I’m thrilled to be able to participate in the development of Collaborative Dispute Resolution... In my opinion, attorneys are more likely to adopt some form of Collaborative Practice for appropriate cases if they have a good, consistent set of guidelines.
Wellesley, MA (PRWEB) January 09, 2014
Collaborative lawyer and business attorney Jeffrey Fink has built a reputation in Massachusetts and around the country as settlement counsel, a subset of the new field of Collaborative Dispute Resolution. As co-chair of the Civil Committee of Massachusetts Collaborative Law Council, he will make a presentation entitled “Toward an Ethics of Civil Collaborative Practice” later this year.

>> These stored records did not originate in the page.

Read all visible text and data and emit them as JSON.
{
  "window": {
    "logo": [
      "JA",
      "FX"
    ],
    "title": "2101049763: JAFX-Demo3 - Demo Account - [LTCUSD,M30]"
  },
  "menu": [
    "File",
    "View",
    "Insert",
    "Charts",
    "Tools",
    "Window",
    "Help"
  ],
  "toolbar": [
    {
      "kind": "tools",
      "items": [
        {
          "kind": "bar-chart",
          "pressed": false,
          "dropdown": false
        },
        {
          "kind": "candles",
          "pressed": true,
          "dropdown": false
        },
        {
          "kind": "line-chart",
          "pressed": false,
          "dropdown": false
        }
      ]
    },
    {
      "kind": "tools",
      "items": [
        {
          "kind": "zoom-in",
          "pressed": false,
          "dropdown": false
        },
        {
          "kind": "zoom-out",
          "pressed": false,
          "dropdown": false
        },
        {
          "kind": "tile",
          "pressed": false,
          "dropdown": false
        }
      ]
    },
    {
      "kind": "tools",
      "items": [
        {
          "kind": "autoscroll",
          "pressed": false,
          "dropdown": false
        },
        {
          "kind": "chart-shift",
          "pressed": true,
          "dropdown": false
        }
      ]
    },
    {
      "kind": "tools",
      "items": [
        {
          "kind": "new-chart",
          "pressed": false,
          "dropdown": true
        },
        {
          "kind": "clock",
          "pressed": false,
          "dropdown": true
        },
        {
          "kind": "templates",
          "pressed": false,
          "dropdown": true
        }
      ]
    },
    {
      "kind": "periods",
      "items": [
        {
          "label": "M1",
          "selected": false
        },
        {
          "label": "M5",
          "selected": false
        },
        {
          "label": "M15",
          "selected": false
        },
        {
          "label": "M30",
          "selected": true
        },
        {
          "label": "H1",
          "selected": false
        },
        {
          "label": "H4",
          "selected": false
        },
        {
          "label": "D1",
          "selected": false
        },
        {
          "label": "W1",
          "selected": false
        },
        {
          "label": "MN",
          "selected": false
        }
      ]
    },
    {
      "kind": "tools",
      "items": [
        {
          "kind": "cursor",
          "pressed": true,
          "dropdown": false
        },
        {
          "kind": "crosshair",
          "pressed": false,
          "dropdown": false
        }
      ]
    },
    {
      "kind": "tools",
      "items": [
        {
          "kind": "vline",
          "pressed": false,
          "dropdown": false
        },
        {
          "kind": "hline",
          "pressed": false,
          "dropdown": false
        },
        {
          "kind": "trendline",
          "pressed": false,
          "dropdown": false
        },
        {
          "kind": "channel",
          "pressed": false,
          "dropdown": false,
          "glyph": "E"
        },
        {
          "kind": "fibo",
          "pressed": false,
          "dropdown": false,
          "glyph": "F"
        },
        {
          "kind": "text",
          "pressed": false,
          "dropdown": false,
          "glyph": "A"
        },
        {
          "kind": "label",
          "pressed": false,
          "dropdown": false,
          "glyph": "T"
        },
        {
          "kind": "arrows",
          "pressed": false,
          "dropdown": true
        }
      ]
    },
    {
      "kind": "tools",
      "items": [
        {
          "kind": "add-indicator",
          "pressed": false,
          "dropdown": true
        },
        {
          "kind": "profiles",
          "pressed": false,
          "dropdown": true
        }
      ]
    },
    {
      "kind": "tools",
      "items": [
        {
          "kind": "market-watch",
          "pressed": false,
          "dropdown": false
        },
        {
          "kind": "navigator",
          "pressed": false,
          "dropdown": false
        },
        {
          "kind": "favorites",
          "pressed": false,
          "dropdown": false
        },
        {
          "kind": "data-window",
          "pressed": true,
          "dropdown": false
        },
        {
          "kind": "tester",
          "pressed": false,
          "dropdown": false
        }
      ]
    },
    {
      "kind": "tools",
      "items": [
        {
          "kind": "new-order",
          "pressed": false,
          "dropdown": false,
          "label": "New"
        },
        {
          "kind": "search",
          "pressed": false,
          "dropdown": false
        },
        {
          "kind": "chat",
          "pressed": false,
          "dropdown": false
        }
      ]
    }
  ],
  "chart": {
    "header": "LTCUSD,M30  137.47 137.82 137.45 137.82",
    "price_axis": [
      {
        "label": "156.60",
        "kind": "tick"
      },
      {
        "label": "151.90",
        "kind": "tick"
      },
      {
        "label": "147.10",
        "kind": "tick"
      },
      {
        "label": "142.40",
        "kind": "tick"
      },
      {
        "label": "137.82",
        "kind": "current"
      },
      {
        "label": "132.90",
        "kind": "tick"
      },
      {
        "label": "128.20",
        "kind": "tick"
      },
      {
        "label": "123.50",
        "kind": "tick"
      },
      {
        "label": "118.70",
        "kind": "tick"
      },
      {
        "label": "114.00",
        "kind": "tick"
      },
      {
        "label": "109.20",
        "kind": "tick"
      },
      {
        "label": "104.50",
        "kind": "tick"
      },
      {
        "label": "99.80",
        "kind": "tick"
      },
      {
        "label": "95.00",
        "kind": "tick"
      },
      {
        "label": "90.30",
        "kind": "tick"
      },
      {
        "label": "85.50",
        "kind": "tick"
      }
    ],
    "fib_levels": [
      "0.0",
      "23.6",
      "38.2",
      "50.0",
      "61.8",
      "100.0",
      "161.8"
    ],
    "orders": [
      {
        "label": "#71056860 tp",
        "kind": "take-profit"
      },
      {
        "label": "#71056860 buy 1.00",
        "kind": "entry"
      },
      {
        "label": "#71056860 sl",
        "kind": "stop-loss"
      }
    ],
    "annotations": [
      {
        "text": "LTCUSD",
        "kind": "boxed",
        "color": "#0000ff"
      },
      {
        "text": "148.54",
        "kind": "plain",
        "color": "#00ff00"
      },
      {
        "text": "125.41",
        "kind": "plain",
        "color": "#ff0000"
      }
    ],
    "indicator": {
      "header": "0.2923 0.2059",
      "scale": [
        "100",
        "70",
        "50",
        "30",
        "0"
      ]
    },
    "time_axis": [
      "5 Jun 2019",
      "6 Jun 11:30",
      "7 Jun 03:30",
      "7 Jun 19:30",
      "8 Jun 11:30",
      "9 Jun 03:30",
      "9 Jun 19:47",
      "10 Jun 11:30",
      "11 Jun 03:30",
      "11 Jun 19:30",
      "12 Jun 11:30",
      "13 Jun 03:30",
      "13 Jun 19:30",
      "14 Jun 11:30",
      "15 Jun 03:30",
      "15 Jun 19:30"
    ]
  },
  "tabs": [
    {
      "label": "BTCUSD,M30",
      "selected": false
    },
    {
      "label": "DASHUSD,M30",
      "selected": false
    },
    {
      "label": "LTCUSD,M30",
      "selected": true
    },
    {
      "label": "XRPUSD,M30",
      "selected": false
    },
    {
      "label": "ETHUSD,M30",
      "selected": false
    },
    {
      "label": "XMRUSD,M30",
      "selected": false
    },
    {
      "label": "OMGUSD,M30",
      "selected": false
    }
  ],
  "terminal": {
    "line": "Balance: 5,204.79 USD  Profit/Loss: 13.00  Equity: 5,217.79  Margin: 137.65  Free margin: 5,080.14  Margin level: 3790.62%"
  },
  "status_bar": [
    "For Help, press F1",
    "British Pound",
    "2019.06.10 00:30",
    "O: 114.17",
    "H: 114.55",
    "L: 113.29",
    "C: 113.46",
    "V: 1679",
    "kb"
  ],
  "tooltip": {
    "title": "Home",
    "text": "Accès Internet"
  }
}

“I’m thrilled to be able to participate in the development of Collaborative Dispute Resolution,” said Fink. “I’m really looking forward to speaking about professional ethics and practice concerns at the Civil Committee of the Massachusetts Collaborative Law Council on March 19, 2014. Cooperative negotiation is often in the best interests of our clients, although many lawyers and clients mistake the word ‘collaborate’ for ‘capitulate.’ That’s not the case, at least in the way we engage in the discipline of Collaborative Practice. The practice is really catching on in divorce cases, but one of the things holding it back in civil cases is that we, as lawyers, have not worked through all the twists and turns of how to use these collaborative tools in the way we actually deliver legal services. Our practice under existing professional responsibility rules does not always work so well with the ethical standards of the International Academy of Collaborative Professionals. In my opinion, attorneys are more likely to adopt some form of Collaborative Practice for appropriate cases if they have a good, consistent set of guidelines. Our clients will benefit.”
Fink, a graduate of Columbia University School of Law, works in private practice focusing on business law and dispute resolution. He volunteers as a mediator and arbitrator for several organizations including the Community Dispute Settlement Center and the Massachusetts Legal Fee Arbitration Board. In addition to being a frequent writer on legal topics, he also writes about applying martial arts theories to negotiation and conflict resolution.